For someone who has been uniformly portrayed as a Thatcherite logic-chopper, it is surprising that Popper should have spawned some of the most wide- ranging and critical intellectuals in our time, especially Paul Feyerabend, the self-styled 'epistemological anarchist', who died this past February.
People who know of Sir Karl's work only through popularisations often fail to realise that while Popper was a great admirer of something called 'science', he approved of few of the modern enterprises that pass under that name. This was because he took the essence of science to be 'the method of conjecture and refutation', which is something that can occur only when scientists are free to critically scrutinise each other's claims without worrying about whether they will be published or be funded on their next grant.
Like Feyerabend, Popper believed that scientists corrupted their essence once science started to become wrapped up in the interests of business and the state. Although Popper was never as explicit as Feyerabend in calling for the divestment of 'Big Science' from state support, that is a natural outgrowth of his philosophy. Popper did not merely oppose 'collectivism' and 'historicism' in society, but in science as well.
Few philosophers in this century have had the nerve to try to tell scientists what they should be doing. Popper and his students have been the exception. Whether one agrees with Popper's particular ideal of science or not, his life stands as an exemplar of intelligent engagement with an enterprise that has come to play an increasingly important, and often disturbing, role in our lives.
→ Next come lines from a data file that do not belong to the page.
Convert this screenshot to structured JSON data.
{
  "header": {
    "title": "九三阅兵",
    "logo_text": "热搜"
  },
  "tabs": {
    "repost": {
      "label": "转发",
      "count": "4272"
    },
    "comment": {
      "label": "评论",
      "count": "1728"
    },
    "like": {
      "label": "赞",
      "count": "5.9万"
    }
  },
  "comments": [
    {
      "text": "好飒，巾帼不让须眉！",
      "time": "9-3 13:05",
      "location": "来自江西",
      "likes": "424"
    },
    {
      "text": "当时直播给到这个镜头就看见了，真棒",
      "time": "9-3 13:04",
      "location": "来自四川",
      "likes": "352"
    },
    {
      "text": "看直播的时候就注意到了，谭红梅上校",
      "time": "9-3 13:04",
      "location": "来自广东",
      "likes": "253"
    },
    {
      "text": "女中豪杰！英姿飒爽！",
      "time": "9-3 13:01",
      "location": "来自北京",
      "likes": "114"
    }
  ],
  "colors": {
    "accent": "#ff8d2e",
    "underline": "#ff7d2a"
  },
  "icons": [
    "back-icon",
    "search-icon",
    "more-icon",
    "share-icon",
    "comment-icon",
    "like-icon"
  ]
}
Professor of Sociology
and Social Policy
University of Durham
20 SeptemberReuse content